P641. Anxiety and depression in a prospective cohort of inflammatory bowel disease patients in Ireland
Depression is one of the more recognised illnesses that has been associated with chronic diseases and projected to be the second worldwide condition by 2020. Both anxiety and depression links to Inflammatory bowel disease (IBD) have been the focus of many studied over the past decade.
In our study, we evaluated the level of hospital anxiety and depression scale (HADS) in a homogenous population cohort of Irish IBD patients, in their second decade of IBD diagnosis.
IBD patients who were prospectively diagnosed 1991–1992 in the greater Dublin area were included in twenty year follow up study. For this part of the study they were asked to complete the HADS questionnaire, disease activity index, medical and surgical IBD history, and to express their interest in IBD information.
There were 100 questionnaires analysed after excluding 5 (2 IC and 3 UC to CD). Of those 64 patients had UC and 36 had CD. Over all there was no gender difference in anxiety or depression in IBD in general, however when evaluating CD separately from UC depression appeared significantly more than anxiety in each subgroup p < 0.001. UC patients at younger age had significantly higher anxiety and depression of 0.012 and 0.013 respectively and were more interested in IBD information than older UC patients. IBD disease activity had greater effect on anxiety than depression, that was more marked in UC than CD, whereas IBD disease course and hospitalisation didn't seem to have an effect on anxiety or depression.
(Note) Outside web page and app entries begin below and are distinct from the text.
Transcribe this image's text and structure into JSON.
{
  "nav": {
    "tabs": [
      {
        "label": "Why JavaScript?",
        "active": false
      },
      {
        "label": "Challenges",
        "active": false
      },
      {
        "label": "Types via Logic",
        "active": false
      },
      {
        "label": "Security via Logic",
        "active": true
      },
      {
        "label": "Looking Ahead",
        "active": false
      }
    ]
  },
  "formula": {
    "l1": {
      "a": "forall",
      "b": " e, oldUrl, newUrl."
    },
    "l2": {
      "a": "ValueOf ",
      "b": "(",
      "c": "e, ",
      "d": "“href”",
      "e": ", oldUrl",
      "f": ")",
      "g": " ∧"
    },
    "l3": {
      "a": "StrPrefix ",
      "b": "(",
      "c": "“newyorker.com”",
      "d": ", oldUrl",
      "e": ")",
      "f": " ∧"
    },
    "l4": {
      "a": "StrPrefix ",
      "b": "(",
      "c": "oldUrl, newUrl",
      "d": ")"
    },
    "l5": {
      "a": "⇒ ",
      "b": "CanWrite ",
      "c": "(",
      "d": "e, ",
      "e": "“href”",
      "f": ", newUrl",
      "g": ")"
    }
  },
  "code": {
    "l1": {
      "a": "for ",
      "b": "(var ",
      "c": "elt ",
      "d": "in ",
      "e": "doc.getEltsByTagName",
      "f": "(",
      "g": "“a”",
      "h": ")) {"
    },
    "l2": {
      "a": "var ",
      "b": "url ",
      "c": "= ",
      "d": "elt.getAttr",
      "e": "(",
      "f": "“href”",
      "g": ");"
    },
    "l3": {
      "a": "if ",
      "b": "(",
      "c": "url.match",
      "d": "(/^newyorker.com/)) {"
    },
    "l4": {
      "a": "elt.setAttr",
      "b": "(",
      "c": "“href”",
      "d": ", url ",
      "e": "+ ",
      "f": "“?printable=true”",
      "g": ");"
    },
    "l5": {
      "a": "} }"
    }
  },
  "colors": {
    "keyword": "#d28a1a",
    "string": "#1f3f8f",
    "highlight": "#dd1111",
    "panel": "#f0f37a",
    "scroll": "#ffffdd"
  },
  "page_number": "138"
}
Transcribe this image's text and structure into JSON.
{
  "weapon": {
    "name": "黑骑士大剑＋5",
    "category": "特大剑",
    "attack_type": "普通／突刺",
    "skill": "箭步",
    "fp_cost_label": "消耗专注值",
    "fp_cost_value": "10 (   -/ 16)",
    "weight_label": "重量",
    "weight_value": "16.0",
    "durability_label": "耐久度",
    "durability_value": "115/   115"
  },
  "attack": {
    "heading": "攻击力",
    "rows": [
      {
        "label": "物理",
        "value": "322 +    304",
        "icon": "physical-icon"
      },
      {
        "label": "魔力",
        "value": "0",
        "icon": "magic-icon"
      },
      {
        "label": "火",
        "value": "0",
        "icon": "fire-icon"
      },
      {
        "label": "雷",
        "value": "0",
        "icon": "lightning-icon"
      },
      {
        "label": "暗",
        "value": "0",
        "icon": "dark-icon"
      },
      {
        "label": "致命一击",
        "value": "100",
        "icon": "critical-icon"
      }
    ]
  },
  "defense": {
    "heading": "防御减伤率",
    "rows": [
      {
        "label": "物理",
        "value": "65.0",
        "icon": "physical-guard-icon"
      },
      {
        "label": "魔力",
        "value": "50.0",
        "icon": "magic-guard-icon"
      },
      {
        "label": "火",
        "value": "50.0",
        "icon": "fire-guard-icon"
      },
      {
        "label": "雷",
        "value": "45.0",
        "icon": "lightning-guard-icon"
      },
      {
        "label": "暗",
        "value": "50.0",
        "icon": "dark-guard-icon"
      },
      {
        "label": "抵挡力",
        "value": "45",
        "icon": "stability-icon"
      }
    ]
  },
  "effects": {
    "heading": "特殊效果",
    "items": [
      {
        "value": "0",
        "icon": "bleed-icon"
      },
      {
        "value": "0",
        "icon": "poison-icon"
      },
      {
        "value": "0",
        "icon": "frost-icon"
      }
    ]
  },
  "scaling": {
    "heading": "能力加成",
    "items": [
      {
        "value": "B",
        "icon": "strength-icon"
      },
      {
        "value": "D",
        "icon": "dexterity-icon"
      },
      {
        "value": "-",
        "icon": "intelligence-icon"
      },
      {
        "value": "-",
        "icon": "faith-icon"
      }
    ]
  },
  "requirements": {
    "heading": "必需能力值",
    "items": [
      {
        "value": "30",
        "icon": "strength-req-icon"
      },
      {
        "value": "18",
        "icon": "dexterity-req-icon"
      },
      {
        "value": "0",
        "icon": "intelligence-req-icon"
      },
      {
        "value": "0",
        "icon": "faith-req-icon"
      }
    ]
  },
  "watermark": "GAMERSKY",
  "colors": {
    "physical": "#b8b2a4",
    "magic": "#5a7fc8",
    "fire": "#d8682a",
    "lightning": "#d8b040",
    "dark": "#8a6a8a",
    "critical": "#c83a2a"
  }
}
IBD was proved to be associated with anxiety and depression in Ireland. Patients still remain anxious despite many years of diagnosis and likely to be interested in seeking information at younger age particularly if they had UC. Patient education and counselling would help addressing anxiety and depression by their physician and perhaps psychologist for better outcomes.